The death, which is believed to be of natural causes, was confirmed in a statement from UK Athletics, which said it was “shocked and saddened to confirm the loss of our friend and former colleague Neil Black who passed away suddenly at the weekend.
“Neil loved the sport of athletics and dedicated his life to supporting athletes – as a world class physiotherapist, as head of sport science, and then in recent years as performance director for British Athletics. Neil will be hugely missed by those that knew and worked with him. Our thoughts are with his family and friends at this difficult time.”
As an athlete Black was good enough to beat Seb Coe in a cross country race and Steve Cram several times, and was also widely regarded as a brilliant physiotherapist. After moving up the ranks he assumed the role of performance director after the London 2012 Olympics, but faced criticism in some quarters for his singular focus on medals – and Farah – at the expense of building a stronger coaching infrastructure for elite athletes.
Black had hoped to continue as performance director until after the Tokyo Olympics but last year he paid the price for his unwavering support of the controversial US coach Alberto Salazar, who was banned for four years for doping offences in October – as well as Britain’s low tally of five medals at the World Championships in Doha, their worst result since 2005.
Since leaving UKA Black had been continuing to support a number of athletes and coaches as an advisor.
Black was regarded by those who knew him as friendly and intensely loyal – sometimes to his detriment. Before Salazar’s ban Black had hailed the American as a genius, adding that there was “total trust, total belief, total respect” between the American and British Athletics.
And he also gave his full backing to the Salazar even after a BBC Panorama documentary in June 2015 suggested that he had violated anti-doping laws, including using testosterone on his sons to see how much would flag a positive test.
Several athletes expressed their shock when Black’s death was confirmed. Hannah England, the world 1500m silver medallist, was among those to express her gratitude, saying that without Black’s skills she never would have competed in an Olympics.
“In 2012 I became an Olympian, a monumental moment and part of my life. This was genuinely only possible because of the dedication from my physio at the time, Neil Black. Neil put so much time in athletics and athletes and it’s heartbreaking to know he won’t be doing this again.”
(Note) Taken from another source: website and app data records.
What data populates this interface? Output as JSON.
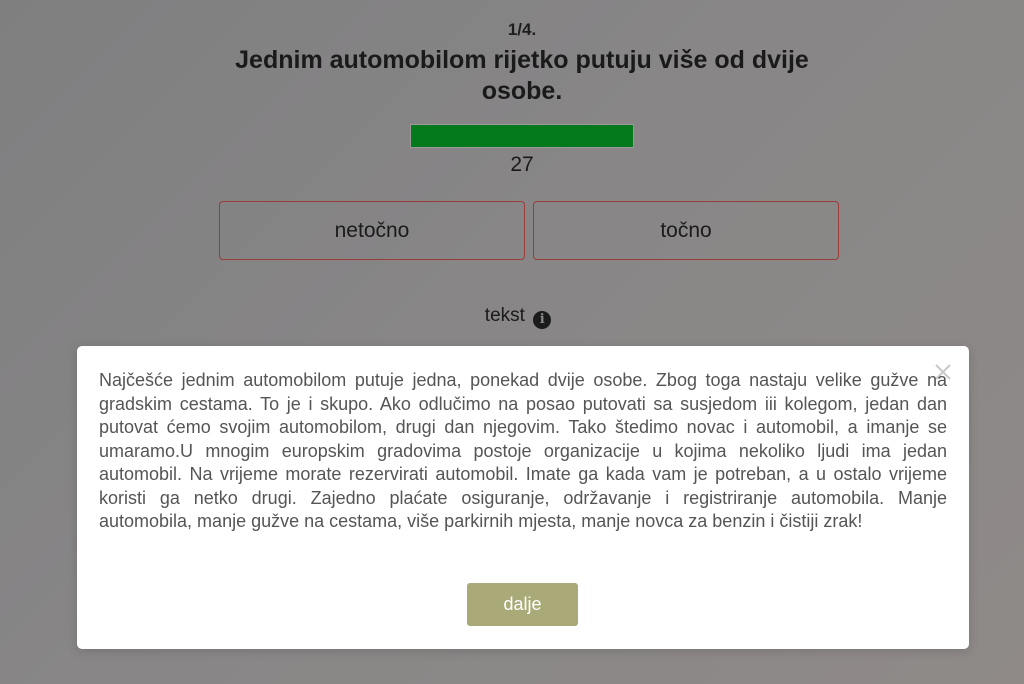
{
  "quiz": {
    "counter": "1/4.",
    "question": "Jednim automobilom rijetko putuju više od dvije osobe.",
    "progress_fraction": 1.0,
    "progress_color": "#047a1d",
    "timer": "27",
    "answers": {
      "false_label": "netočno",
      "true_label": "točno"
    },
    "text_link": {
      "label": "tekst",
      "icon": "info-circle-icon"
    }
  },
  "modal": {
    "close_icon": "close-icon",
    "body": "Najčešće jednim automobilom putuje jedna, ponekad dvije osobe. Zbog toga nastaju velike gužve na gradskim cestama. To je i skupo. Ako odlučimo na posao putovati sa susjedom iii kolegom, jedan dan putovat ćemo svojim automobilom, drugi dan njegovim. Tako štedimo novac i automobil, a imanje se umaramo.U mnogim europskim gradovima postoje organizacije u kojima nekoliko ljudi ima jedan automobil. Na vrijeme morate rezervirati automobil. Imate ga kada vam je potreban, a u ostalo vrijeme koristi ga netko drugi. Zajedno plaćate osiguranje, održavanje i registriranje automobila. Manje automobila, manje gužve na cestama, više parkirnih mjesta, manje novca za benzin i čistiji zrak!",
    "next_label": "dalje",
    "next_color": "#a9aa78"
  }
}
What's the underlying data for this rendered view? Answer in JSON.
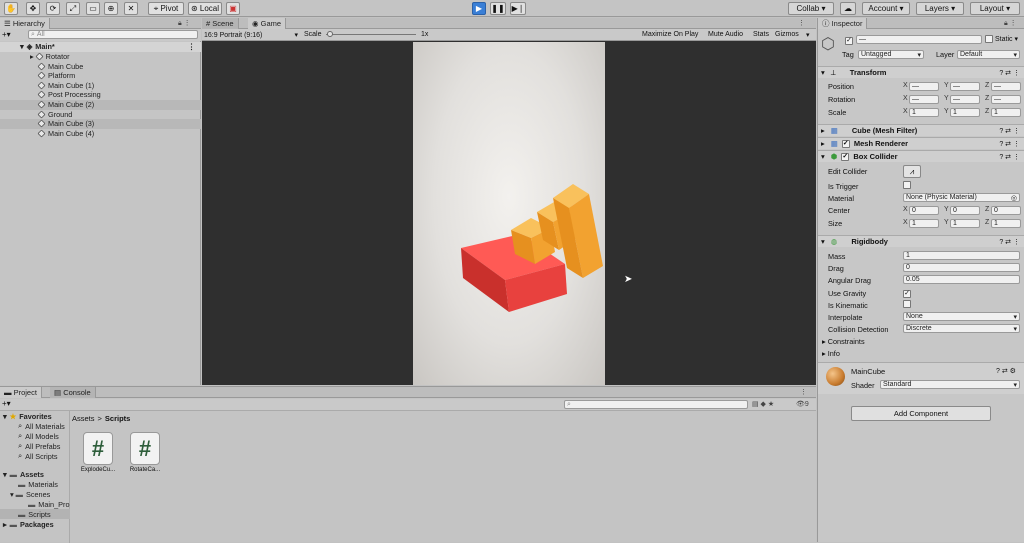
{
  "toolbar": {
    "pivot": "Pivot",
    "local": "Local",
    "collab": "Collab",
    "account": "Account",
    "layers": "Layers",
    "layout": "Layout"
  },
  "hierarchy": {
    "tab": "Hierarchy",
    "search_placeholder": "All",
    "root": "Main*",
    "items": [
      "Rotator",
      "Main Cube",
      "Platform",
      "Main Cube (1)",
      "Post Processing",
      "Main Cube (2)",
      "Ground",
      "Main Cube (3)",
      "Main Cube (4)"
    ]
  },
  "game": {
    "tab_scene": "Scene",
    "tab_game": "Game",
    "aspect": "16:9 Portrait (9:16)",
    "scale_label": "Scale",
    "scale_value": "1x",
    "maximize": "Maximize On Play",
    "mute": "Mute Audio",
    "stats": "Stats",
    "gizmos": "Gizmos"
  },
  "inspector": {
    "tab": "Inspector",
    "name": "—",
    "static": "Static",
    "tag_label": "Tag",
    "tag": "Untagged",
    "layer_label": "Layer",
    "layer": "Default",
    "transform": {
      "title": "Transform",
      "position": "Position",
      "rotation": "Rotation",
      "scale": "Scale",
      "pos": [
        "—",
        "—",
        "—"
      ],
      "rot": [
        "—",
        "—",
        "—"
      ],
      "scl": [
        "1",
        "1",
        "1"
      ]
    },
    "mesh_filter": "Cube (Mesh Filter)",
    "mesh_renderer": "Mesh Renderer",
    "box_collider": {
      "title": "Box Collider",
      "edit": "Edit Collider",
      "is_trigger": "Is Trigger",
      "material_label": "Material",
      "material": "None (Physic Material)",
      "center": "Center",
      "center_vals": [
        "0",
        "0",
        "0"
      ],
      "size": "Size",
      "size_vals": [
        "1",
        "1",
        "1"
      ]
    },
    "rigidbody": {
      "title": "Rigidbody",
      "mass_label": "Mass",
      "mass": "1",
      "drag_label": "Drag",
      "drag": "0",
      "ang_label": "Angular Drag",
      "ang": "0.05",
      "gravity": "Use Gravity",
      "kinematic": "Is Kinematic",
      "interp_label": "Interpolate",
      "interp": "None",
      "coll_label": "Collision Detection",
      "coll": "Discrete",
      "constraints": "Constraints",
      "info": "Info"
    },
    "material": {
      "name": "MainCube",
      "shader_label": "Shader",
      "shader": "Standard"
    },
    "add_component": "Add Component"
  },
  "project": {
    "tab_project": "Project",
    "tab_console": "Console",
    "breadcrumb_root": "Assets",
    "breadcrumb_sep": ">",
    "breadcrumb_leaf": "Scripts",
    "count": "9",
    "favorites": "Favorites",
    "fav_items": [
      "All Materials",
      "All Models",
      "All Prefabs",
      "All Scripts"
    ],
    "assets": "Assets",
    "asset_items": [
      "Materials",
      "Scenes",
      "Main_Pro",
      "Scripts"
    ],
    "packages": "Packages",
    "files": [
      "ExplodeCu...",
      "RotateCa..."
    ]
  },
  "colors": {
    "red": "#e8413e",
    "orange": "#f2a230",
    "blue": "#3a7fd6"
  }
}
Black’s family said they wanted to thank people for the wonderful and heartfelt messages they have received. “So many people have been in touch, it is clear to us how loved Neil was and this is bringing us some comfort at this time,” they added in a statement.